But none of that is what really hampers these candidates. I have spent at least some time with most of the candidates, and what Perry, Paul, Fiorina, and Rubio really lack isn’t an issue or a slogan or a strategy — it’s that terrifying, insane glint in the eye. Some people call that passion, but it has always seemed to me closer to psychosis. Neither Rick Perry nor Carly Fiorina needs to be president; at times, Rand Paul visibly detests the dog-and-pony-show element of politics. Marco Rubio may harbor a deep desire for the White House, but he is canny enough to know that 2016 is not the end for him. That unspeakable need makes for great candidates and troubled presidents: George H. W. Bush did not need to be president, and Bill Clinton needed it worse than any normal human being can imagine. Bush was a war hero, a deft statesman, and the operational heir to the Reagan legacy; Clinton was a lecherous nobody governor from a backward state without much to say for himself.
But he had the bug.As I listened to Bobby Jindal’s mile-a-minute stream-of-consciousness scattershot invective on a conference call earlier this week, I could not help but think: This guy has the bug.

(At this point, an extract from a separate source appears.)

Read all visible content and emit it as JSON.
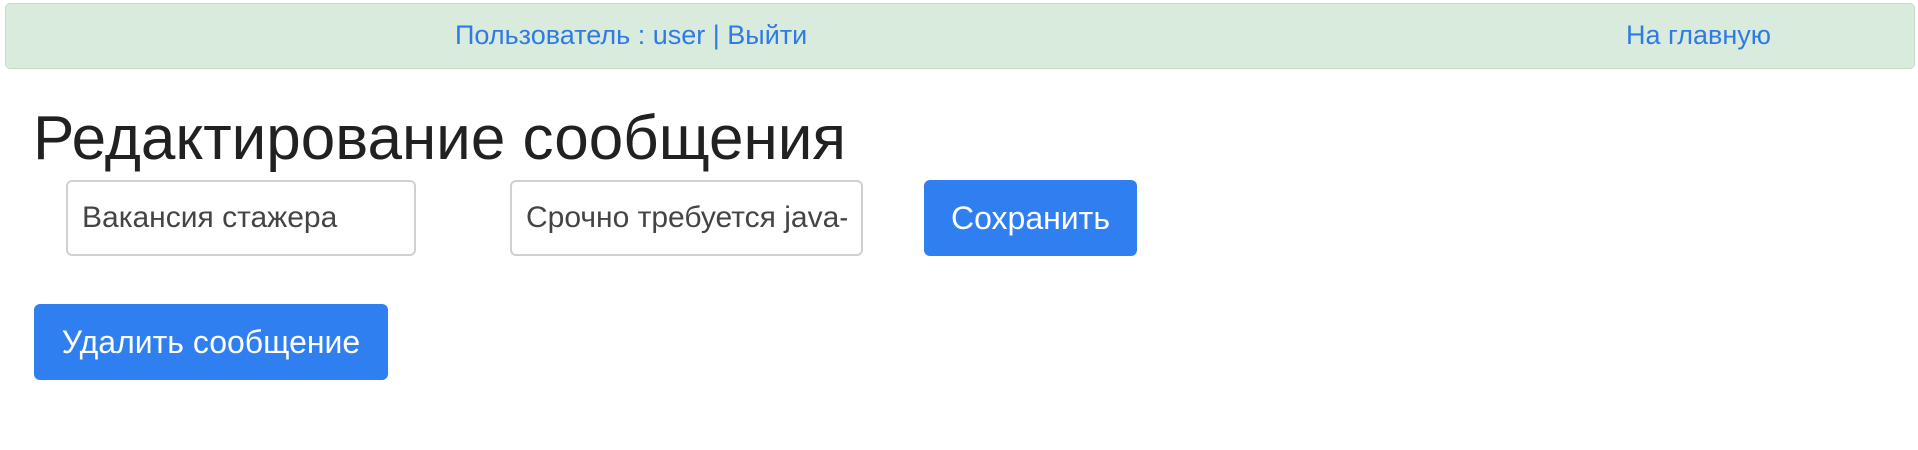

Cruz has the bug, Walker has the bug, and Trump has a bug of a special carnivorous sort, a whole hive of them. Hillary Rodham Clinton has the bug so bad she married the bug in human form and gave birth to a bugling daughter.
Walter Annenberg had the bug, and he managed it the way certain hard-faced men manage drinking problems: have a few, but never get in the bag. Annenberg had a direct line to more than one president, but he seems to have always felt that he was on the outside looking in. Jindal, Cruz, Walker, et al., relatively young men who have spent much of their lives in elected or appointed office, are on the inside looking in, the burrowing badgers of politics instinctively drawn to some idea of warmth at the core. Trump, channeling Richard Nixon and styling himself the vanquisher of the Establishment, is an outside-looking-in guy in the Annenberg mold. Given the resources at his disposal, a simple change in Trump’s attitude and a bit of wit would have changed his position from outside looking in to outside looking out—and that might have made all the difference.
— Kevin D. Williamson is roving correspondent for National Review.